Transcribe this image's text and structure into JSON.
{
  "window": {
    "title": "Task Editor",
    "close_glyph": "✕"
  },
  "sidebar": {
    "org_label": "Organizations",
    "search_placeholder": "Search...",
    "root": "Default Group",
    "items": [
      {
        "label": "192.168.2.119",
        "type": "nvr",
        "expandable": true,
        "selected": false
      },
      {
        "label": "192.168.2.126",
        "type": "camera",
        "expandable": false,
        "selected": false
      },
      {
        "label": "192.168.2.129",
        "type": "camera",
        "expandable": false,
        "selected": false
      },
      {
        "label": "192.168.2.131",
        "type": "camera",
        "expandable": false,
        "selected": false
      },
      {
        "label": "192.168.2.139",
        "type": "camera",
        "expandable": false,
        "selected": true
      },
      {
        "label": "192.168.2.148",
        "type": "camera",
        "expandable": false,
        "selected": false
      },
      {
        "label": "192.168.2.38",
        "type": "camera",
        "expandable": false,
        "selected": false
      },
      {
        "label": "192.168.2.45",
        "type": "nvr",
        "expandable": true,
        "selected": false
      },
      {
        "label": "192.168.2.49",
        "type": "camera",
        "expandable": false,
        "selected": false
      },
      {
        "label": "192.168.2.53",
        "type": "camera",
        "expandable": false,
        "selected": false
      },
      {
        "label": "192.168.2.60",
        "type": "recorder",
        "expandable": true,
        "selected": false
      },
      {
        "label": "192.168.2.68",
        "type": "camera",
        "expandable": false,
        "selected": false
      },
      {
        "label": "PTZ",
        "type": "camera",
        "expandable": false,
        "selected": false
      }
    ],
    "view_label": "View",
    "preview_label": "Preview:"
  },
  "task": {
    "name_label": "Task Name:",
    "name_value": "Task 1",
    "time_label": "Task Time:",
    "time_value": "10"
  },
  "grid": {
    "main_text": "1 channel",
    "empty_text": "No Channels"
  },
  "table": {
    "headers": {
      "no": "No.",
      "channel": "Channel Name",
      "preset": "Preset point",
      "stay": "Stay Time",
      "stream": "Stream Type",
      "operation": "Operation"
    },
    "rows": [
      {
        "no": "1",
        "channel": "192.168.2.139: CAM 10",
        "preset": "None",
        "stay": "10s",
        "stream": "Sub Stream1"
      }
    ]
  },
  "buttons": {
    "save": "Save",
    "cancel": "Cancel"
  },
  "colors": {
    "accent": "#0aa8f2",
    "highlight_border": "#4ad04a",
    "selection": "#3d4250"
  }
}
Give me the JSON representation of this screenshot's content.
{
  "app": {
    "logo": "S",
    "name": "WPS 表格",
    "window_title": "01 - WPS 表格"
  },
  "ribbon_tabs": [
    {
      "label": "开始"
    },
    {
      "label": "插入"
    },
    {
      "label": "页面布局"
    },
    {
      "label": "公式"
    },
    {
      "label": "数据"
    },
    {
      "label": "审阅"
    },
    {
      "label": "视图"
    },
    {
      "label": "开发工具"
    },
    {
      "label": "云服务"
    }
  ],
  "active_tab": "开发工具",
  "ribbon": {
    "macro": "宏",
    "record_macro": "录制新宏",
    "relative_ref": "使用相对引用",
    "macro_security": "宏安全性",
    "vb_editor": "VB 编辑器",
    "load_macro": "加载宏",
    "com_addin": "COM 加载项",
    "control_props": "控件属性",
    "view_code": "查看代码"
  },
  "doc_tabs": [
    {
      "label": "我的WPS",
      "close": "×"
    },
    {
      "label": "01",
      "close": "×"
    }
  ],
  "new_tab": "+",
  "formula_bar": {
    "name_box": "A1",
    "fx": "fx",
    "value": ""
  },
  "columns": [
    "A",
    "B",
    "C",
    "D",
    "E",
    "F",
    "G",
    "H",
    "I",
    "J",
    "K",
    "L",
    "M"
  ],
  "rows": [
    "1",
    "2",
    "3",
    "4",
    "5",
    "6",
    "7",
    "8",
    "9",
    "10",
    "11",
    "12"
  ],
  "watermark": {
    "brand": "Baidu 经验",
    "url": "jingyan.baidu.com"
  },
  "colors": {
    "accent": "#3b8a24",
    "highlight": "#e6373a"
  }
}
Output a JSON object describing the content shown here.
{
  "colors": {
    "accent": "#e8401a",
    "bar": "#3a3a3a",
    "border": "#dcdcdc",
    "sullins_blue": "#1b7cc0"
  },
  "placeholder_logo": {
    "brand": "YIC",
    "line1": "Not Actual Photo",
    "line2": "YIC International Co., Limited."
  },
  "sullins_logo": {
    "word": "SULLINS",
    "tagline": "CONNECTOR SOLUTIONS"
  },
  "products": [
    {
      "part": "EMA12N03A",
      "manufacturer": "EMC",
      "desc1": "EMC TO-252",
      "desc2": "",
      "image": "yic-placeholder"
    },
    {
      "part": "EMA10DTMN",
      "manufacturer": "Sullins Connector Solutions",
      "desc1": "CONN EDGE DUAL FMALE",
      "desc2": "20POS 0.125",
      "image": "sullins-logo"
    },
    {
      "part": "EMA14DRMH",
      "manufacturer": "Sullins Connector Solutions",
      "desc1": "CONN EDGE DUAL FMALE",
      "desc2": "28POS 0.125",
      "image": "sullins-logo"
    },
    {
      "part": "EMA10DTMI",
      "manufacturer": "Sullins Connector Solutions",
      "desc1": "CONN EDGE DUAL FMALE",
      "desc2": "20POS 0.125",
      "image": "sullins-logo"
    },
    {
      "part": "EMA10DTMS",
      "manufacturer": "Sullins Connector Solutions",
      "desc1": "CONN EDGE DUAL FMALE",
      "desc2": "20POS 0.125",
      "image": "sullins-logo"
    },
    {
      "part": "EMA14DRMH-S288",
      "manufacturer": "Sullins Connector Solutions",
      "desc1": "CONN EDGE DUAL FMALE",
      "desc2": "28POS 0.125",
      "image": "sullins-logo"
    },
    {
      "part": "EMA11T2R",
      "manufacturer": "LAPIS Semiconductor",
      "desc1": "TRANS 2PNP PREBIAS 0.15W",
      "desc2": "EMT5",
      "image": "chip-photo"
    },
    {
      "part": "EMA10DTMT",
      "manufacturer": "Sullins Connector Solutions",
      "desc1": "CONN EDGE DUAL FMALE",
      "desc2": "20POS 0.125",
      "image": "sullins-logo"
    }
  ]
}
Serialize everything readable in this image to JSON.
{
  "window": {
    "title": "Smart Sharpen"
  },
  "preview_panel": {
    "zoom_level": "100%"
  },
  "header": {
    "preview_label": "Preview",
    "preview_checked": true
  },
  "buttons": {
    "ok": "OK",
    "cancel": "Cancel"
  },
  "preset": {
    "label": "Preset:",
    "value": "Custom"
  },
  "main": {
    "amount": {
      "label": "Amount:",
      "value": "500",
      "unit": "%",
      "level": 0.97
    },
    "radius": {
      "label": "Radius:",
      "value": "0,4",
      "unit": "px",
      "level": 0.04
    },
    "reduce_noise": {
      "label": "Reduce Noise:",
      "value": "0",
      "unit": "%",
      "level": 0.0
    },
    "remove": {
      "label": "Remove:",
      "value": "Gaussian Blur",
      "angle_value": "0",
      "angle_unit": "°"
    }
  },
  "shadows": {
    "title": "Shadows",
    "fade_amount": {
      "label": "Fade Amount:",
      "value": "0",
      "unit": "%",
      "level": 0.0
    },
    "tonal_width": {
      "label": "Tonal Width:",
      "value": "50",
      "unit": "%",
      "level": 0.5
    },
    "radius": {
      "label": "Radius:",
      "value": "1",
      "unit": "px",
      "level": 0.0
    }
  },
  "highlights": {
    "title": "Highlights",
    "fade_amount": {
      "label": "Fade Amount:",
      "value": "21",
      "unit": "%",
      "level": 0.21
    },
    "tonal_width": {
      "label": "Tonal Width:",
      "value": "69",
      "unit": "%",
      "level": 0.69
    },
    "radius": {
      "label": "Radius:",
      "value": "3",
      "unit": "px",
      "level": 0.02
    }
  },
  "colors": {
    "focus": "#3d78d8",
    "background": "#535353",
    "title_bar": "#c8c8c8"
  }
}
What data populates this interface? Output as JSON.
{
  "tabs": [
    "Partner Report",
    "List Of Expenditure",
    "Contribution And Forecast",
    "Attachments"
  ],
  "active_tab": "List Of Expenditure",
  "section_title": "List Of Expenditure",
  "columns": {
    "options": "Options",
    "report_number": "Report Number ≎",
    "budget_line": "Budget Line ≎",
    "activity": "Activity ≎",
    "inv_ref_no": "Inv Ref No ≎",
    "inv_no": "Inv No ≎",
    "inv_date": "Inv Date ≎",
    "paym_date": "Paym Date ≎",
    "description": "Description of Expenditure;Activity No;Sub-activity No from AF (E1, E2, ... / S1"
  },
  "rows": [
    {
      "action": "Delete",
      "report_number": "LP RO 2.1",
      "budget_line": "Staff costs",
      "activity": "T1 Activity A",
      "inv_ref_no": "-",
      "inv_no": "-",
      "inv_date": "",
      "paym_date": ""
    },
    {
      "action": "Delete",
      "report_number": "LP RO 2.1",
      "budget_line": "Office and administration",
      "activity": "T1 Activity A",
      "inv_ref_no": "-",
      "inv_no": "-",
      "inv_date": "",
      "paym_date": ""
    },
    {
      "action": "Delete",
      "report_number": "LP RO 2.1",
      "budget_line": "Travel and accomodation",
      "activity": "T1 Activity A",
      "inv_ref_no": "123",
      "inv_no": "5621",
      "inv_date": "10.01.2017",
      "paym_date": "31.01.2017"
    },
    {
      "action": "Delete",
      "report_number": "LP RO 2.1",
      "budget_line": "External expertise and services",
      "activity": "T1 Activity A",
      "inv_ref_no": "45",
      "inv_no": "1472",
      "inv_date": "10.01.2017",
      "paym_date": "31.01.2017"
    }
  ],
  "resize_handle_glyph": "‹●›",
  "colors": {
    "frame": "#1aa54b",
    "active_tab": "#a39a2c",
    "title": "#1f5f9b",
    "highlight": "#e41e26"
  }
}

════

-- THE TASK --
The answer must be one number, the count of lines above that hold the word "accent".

-- RESULT --
3